About this book
Empathy has long been recognized as a key element of the healing professions. Yet it is not always clear how to define the concept, how to measure it, whether there are effective methods to enhance empathy , or whether empathy really helps make treatment more effective. Drawing on evolutionary research, neurological findings, developmental and psychodynamic perspectives, and systems theory, Empathy in Patient Care explains why this human quality is essential to positive health outcomes—and how it can be measured and how professionals can benefit from its enhancement.
Dr. Hojat proceeds from theoretical constructs of empathy as a core ingredient of human relationships to analyze the nuanced roles it plays in the therapeutic dyad. Twelve insightful chapters define empathy as it develops during the crucial early months of life, relate it to specific biopsychosocial aspects of health, and place empathy firmly in the context of patient care:

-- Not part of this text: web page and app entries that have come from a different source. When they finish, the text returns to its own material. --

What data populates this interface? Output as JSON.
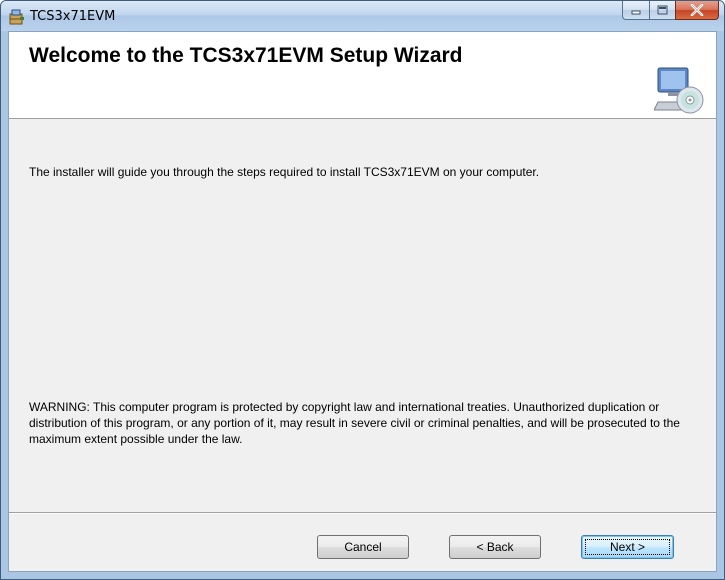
{
  "window": {
    "title": "TCS3x71EVM"
  },
  "banner": {
    "title": "Welcome to the TCS3x71EVM Setup Wizard",
    "icon": "computer-cd-icon"
  },
  "body": {
    "intro": "The installer will guide you through the steps required to install TCS3x71EVM on your computer.",
    "warning": "WARNING: This computer program is protected by copyright law and international treaties. Unauthorized duplication or distribution of this program, or any portion of it, may result in severe civil or criminal penalties, and will be prosecuted to the maximum extent possible under the law."
  },
  "buttons": {
    "cancel": "Cancel",
    "back": "< Back",
    "next": "Next >"
  },
  "colors": {
    "accent": "#3c7fb1",
    "close": "#c54625"
  }
}
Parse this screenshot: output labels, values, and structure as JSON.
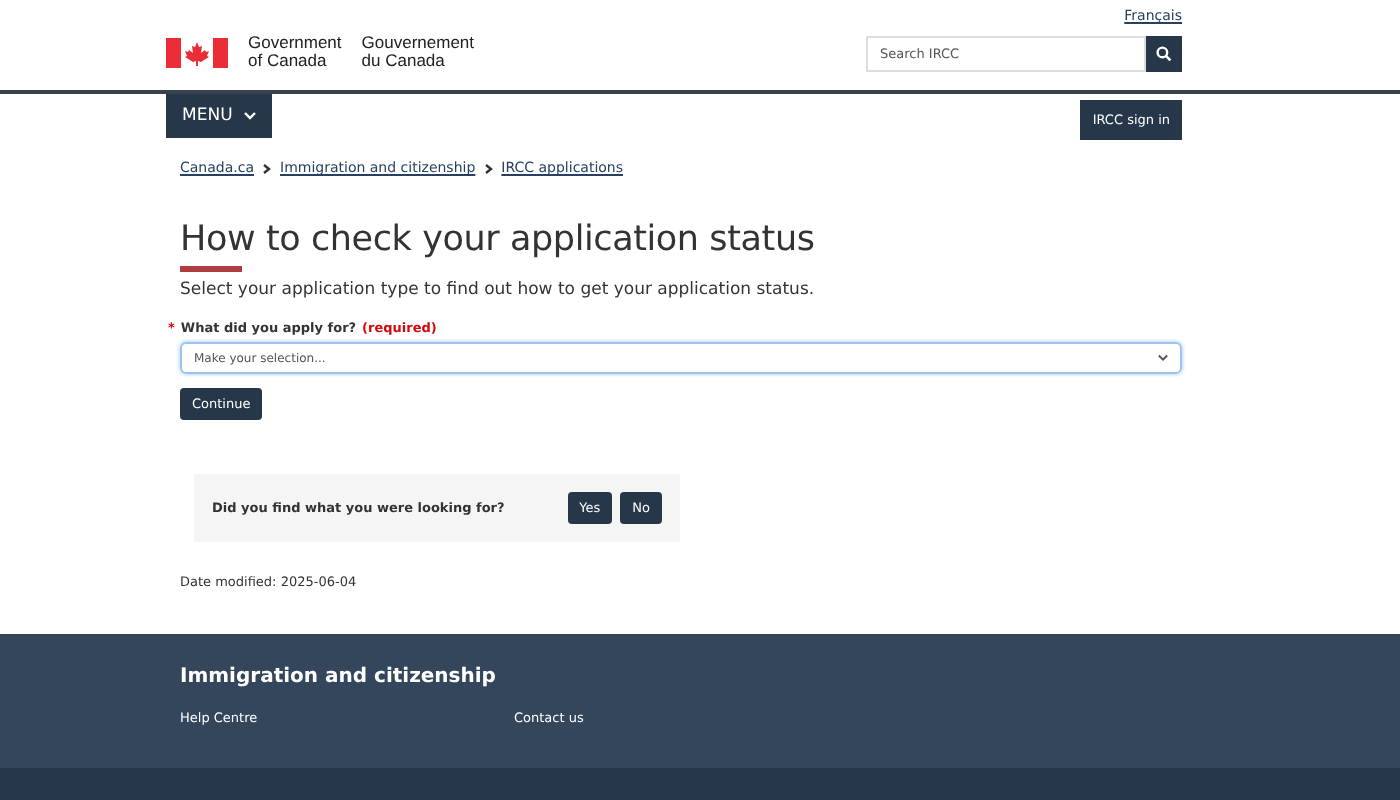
{
  "header": {
    "gov_en": [
      "Government",
      "of Canada"
    ],
    "gov_fr": [
      "Gouvernement",
      "du Canada"
    ],
    "language_link": "Français",
    "search": {
      "placeholder": "Search IRCC"
    }
  },
  "nav": {
    "menu": "MENU",
    "sign_in": "IRCC sign in"
  },
  "breadcrumbs": [
    "Canada.ca",
    "Immigration and citizenship",
    "IRCC applications"
  ],
  "title": "How to check your application status",
  "intro": "Select your application type to find out how to get your application status.",
  "form": {
    "label": "What did you apply for?",
    "required_mark": "*",
    "required_text": "(required)",
    "select": {
      "placeholder": "Make your selection..."
    },
    "submit": "Continue"
  },
  "feedback": {
    "question": "Did you find what you were looking for?",
    "buttons": [
      "Yes",
      "No"
    ]
  },
  "date_modified": "Date modified: 2025-06-04",
  "footer": {
    "title": "Immigration and citizenship",
    "links": [
      "Help Centre",
      "Contact us"
    ]
  }
}
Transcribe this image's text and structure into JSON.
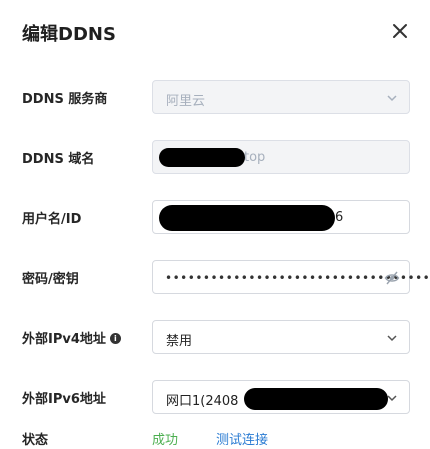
{
  "dialog": {
    "title": "编辑DDNS",
    "close_icon": "close-icon"
  },
  "provider": {
    "label": "DDNS 服务商",
    "value": "阿里云"
  },
  "domain": {
    "label": "DDNS 域名",
    "value_suffix": "top"
  },
  "username": {
    "label": "用户名/ID",
    "value_suffix": "6"
  },
  "password": {
    "label": "密码/密钥",
    "masked": "••••••••••••••••••••••••••••••••••••",
    "eye_icon": "eye-off-icon"
  },
  "ipv4": {
    "label": "外部IPv4地址",
    "info_icon": "info-icon",
    "value": "禁用"
  },
  "ipv6": {
    "label": "外部IPv6地址",
    "value_prefix": "网口1(2408"
  },
  "status": {
    "label": "状态",
    "value": "成功",
    "test_link": "测试连接"
  },
  "colors": {
    "success": "#4caf50",
    "link": "#2b7cd3",
    "disabled_bg": "#f3f4f6"
  }
}
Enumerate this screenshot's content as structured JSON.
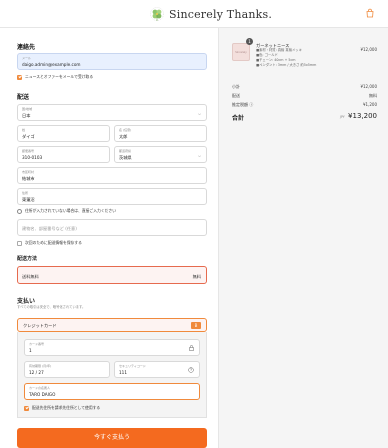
{
  "header": {
    "logo_text": "Sincerely Thanks.",
    "cart_icon": "shopping-bag-icon",
    "accent_color": "#f08a3c"
  },
  "contact": {
    "title": "連絡先",
    "email_label": "メール",
    "email_value": "daigo.admin@example.com",
    "newsletter_label": "ニュースとオファーをメールで受け取る"
  },
  "delivery": {
    "title": "配送",
    "country_label": "国/地域",
    "country_value": "日本",
    "last_name_label": "姓",
    "last_name_value": "ダイゴ",
    "first_name_label": "名 (任意)",
    "first_name_value": "太郎",
    "zip_label": "郵便番号",
    "zip_value": "310-0103",
    "prefecture_label": "都道府県",
    "prefecture_value": "茨城県",
    "city_label": "市区町村",
    "city_value": "結城市",
    "address_label": "住所",
    "address_value": "東蓮沼",
    "address_hint": "住所が入力されていない場合は、直接ご入力ください",
    "building_placeholder": "建物名、部屋番号など (任意)",
    "save_info_label": "次回のために配送情報を保存する"
  },
  "shipping": {
    "title": "配送方法",
    "method_label": "送料無料",
    "method_price": "無料"
  },
  "payment": {
    "title": "支払い",
    "subtitle": "すべての取引は安全で、暗号化されています。",
    "method_label": "クレジットカード",
    "card_badge": "B",
    "card_number_label": "カード番号",
    "card_number_value": "1",
    "expiry_label": "有効期限 (月/年)",
    "expiry_value": "12 / 27",
    "cvv_label": "セキュリティコード",
    "cvv_value": "111",
    "name_label": "カードの名義人",
    "name_value": "TARO DAIGO",
    "billing_same_label": "配送先住所を請求先住所として使用する",
    "pay_button": "今すぐ支払う"
  },
  "summary": {
    "product_name": "ガーネットニース",
    "product_detail_1": "■素材・材質: 真鍮 真鍮メッキ",
    "product_detail_2": "■色: ゴールド",
    "product_detail_3": "■チェーン: 40cm + 5cm",
    "product_detail_4": "■ペンダント: 3mm / 大きさ 約5x5mm",
    "product_thumb_text": "Sincerely",
    "product_price": "¥12,000",
    "quantity": "1",
    "subtotal_label": "小計",
    "subtotal_value": "¥12,000",
    "shipping_label": "配送",
    "shipping_value": "無料",
    "tax_label": "推定税額 ⓘ",
    "tax_value": "¥1,200",
    "total_label": "合計",
    "total_currency": "JPY",
    "total_value": "¥13,200"
  }
}
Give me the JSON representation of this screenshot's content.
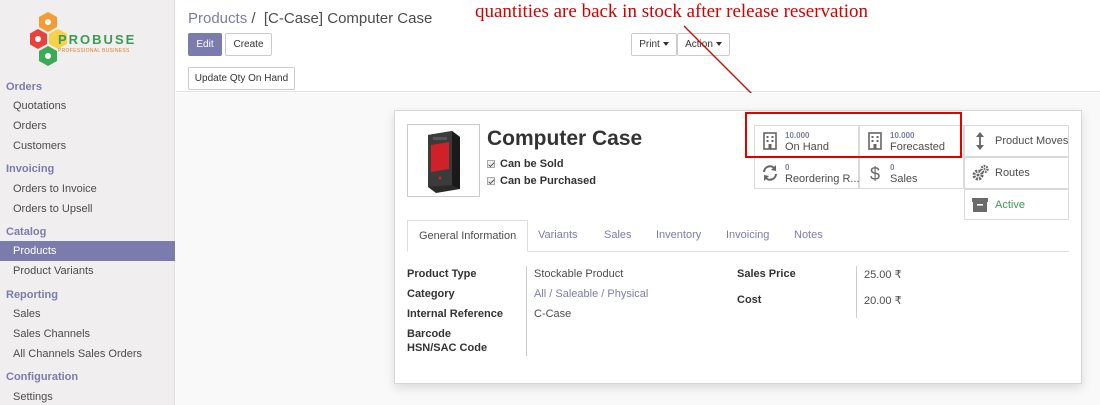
{
  "brand": {
    "name": "PROBUSE",
    "tagline": "PROFESSIONAL BUSINESS"
  },
  "sidebar": {
    "sections": [
      {
        "title": "Orders",
        "items": [
          "Quotations",
          "Orders",
          "Customers"
        ]
      },
      {
        "title": "Invoicing",
        "items": [
          "Orders to Invoice",
          "Orders to Upsell"
        ]
      },
      {
        "title": "Catalog",
        "items": [
          "Products",
          "Product Variants"
        ]
      },
      {
        "title": "Reporting",
        "items": [
          "Sales",
          "Sales Channels",
          "All Channels Sales Orders"
        ]
      },
      {
        "title": "Configuration",
        "items": [
          "Settings"
        ]
      }
    ],
    "active_item": "Products"
  },
  "breadcrumb": {
    "parent": "Products",
    "separator": "/",
    "current": "[C-Case] Computer Case"
  },
  "toolbar": {
    "edit_label": "Edit",
    "create_label": "Create",
    "print_label": "Print",
    "action_label": "Action",
    "update_qty_label": "Update Qty On Hand"
  },
  "annotation": "quantities are back in stock after release reservation",
  "product": {
    "name": "Computer Case",
    "can_be_sold_label": "Can be Sold",
    "can_be_purchased_label": "Can be Purchased"
  },
  "stats": {
    "on_hand": {
      "value": "10.000",
      "label": "On Hand"
    },
    "forecasted": {
      "value": "10.000",
      "label": "Forecasted"
    },
    "product_moves": {
      "label": "Product Moves"
    },
    "reordering": {
      "value": "0",
      "label": "Reordering R..."
    },
    "sales": {
      "value": "0",
      "label": "Sales"
    },
    "routes": {
      "label": "Routes"
    },
    "active": {
      "label": "Active"
    }
  },
  "tabs": [
    "General Information",
    "Variants",
    "Sales",
    "Inventory",
    "Invoicing",
    "Notes"
  ],
  "fields": {
    "product_type": {
      "label": "Product Type",
      "value": "Stockable Product"
    },
    "category": {
      "label": "Category",
      "value": "All / Saleable / Physical"
    },
    "internal_reference": {
      "label": "Internal Reference",
      "value": "C-Case"
    },
    "barcode": {
      "label": "Barcode",
      "value": ""
    },
    "hsn": {
      "label": "HSN/SAC Code",
      "value": ""
    },
    "sales_price": {
      "label": "Sales Price",
      "value": "25.00 ₹"
    },
    "cost": {
      "label": "Cost",
      "value": "20.00 ₹"
    }
  },
  "colors": {
    "accent": "#7c7bad",
    "annotation": "#d40000",
    "active_green": "#3a9c52"
  }
}
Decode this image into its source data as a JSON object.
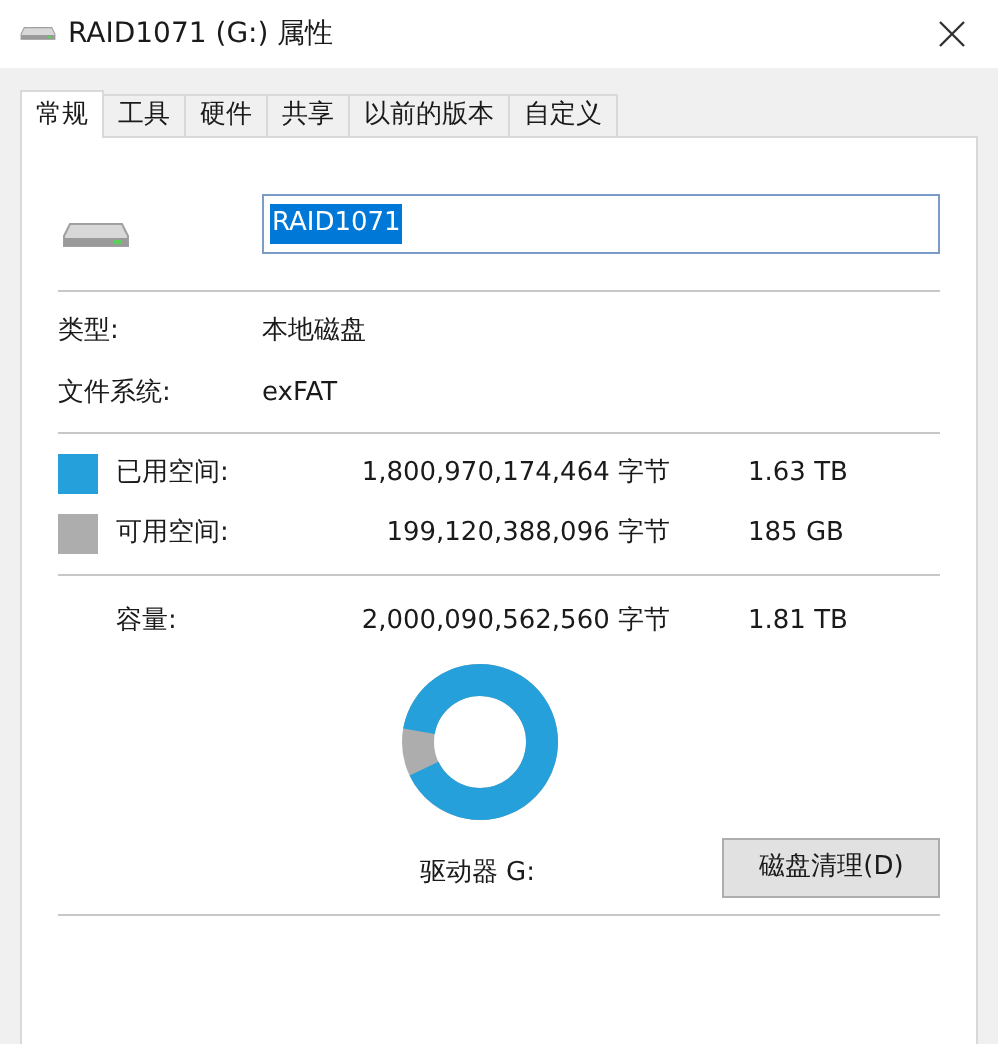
{
  "window": {
    "title": "RAID1071 (G:) 属性"
  },
  "tabs": [
    {
      "label": "常规",
      "selected": true
    },
    {
      "label": "工具",
      "selected": false
    },
    {
      "label": "硬件",
      "selected": false
    },
    {
      "label": "共享",
      "selected": false
    },
    {
      "label": "以前的版本",
      "selected": false
    },
    {
      "label": "自定义",
      "selected": false
    }
  ],
  "name_field": {
    "value": "RAID1071"
  },
  "info": [
    {
      "label": "类型:",
      "value": "本地磁盘"
    },
    {
      "label": "文件系统:",
      "value": "exFAT"
    }
  ],
  "space": [
    {
      "label": "已用空间:",
      "bytes": "1,800,970,174,464 字节",
      "size": "1.63 TB",
      "color": "#26a0da"
    },
    {
      "label": "可用空间:",
      "bytes": "199,120,388,096 字节",
      "size": "185 GB",
      "color": "#adadad"
    }
  ],
  "capacity": {
    "label": "容量:",
    "bytes": "2,000,090,562,560 字节",
    "size": "1.81 TB"
  },
  "drive_label": "驱动器 G:",
  "cleanup_button": "磁盘清理(D)"
}
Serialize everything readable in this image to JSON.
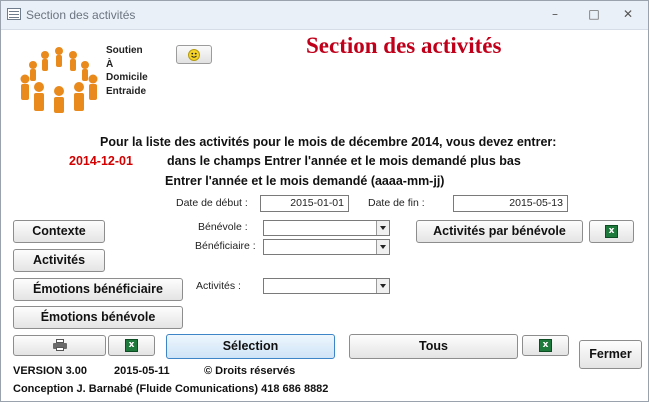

-Findings linking higher levels of clinician empathy to a more accurate diagnosis, more positive treatment outcomes, and better patient compliance
-The World Health Organization’s definition of health linked to empathy in patient care
-Descriptions of effective science-based empathy-building programs
-Salient discussion of empathy-related gender and career choice issues as reflected in clinicians’ practice styles
-Training issues, from obstacles to empathy in medical school to whether empathy should be considered in admissions decisions
-An in-depth grounding in the Jefferson Scale of Physician Empathy, complete with specific versions of this measure for practitioners, students, and patients.
Written with great professional and personal vision, Empathy in Patient Care opens its readers—physicians and nurses, psychologists, therapists and social workers, students and the faculty who work with them—to emerging, creative uses for this most basic human attribute.
"This book is unique in combining an encyclopedic overview of empathy with a fine-grained, precise way of measuring it. Clinicians, researchers, students, and educators will find in this book both a resource for work already done and a blueprint for what still needs to be done."
Herbert Adler, M.D., Ph.D., Clinical Professor of Psychiatry and Human Behavior, Jefferson Medical College.